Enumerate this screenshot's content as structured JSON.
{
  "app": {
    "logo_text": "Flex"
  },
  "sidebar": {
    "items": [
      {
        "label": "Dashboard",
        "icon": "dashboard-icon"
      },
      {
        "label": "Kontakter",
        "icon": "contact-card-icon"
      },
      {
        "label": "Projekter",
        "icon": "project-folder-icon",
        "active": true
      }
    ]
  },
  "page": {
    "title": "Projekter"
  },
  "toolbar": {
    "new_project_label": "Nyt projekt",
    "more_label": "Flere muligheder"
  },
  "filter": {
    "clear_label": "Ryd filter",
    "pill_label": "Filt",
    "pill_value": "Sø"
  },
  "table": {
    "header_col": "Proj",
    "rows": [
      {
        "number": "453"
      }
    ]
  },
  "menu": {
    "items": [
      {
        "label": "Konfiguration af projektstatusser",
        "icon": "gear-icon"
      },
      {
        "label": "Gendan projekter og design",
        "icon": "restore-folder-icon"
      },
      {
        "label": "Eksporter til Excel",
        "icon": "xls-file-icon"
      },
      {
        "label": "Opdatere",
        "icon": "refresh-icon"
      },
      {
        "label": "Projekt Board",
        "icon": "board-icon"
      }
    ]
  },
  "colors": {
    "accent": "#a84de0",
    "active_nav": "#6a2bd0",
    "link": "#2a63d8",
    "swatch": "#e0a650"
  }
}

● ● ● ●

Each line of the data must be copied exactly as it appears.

▶ **THE COMPLETED TASK**
Enumerate this screenshot's content as structured JSON.
{
  "app": {
    "logo_text": "Flex"
  },
  "sidebar": {
    "items": [
      {
        "label": "Dashboard",
        "icon": "dashboard-icon"
      },
      {
        "label": "Kontakter",
        "icon": "contact-card-icon"
      },
      {
        "label": "Projekter",
        "icon": "project-folder-icon",
        "active": true
      }
    ]
  },
  "page": {
    "title": "Projekter"
  },
  "toolbar": {
    "new_project_label": "Nyt projekt",
    "more_label": "Flere muligheder"
  },
  "filter": {
    "clear_label": "Ryd filter",
    "pill_label": "Filt",
    "pill_value": "Sø"
  },
  "table": {
    "header_col": "Proj",
    "rows": [
      {
        "number": "453"
      }
    ]
  },
  "menu": {
    "items": [
      {
        "label": "Konfiguration af projektstatusser",
        "icon": "gear-icon"
      },
      {
        "label": "Gendan projekter og design",
        "icon": "restore-folder-icon"
      },
      {
        "label": "Eksporter til Excel",
        "icon": "xls-file-icon"
      },
      {
        "label": "Opdatere",
        "icon": "refresh-icon"
      },
      {
        "label": "Projekt Board",
        "icon": "board-icon"
      }
    ]
  },
  "colors": {
    "accent": "#a84de0",
    "active_nav": "#6a2bd0",
    "link": "#2a63d8",
    "swatch": "#e0a650"
  }
}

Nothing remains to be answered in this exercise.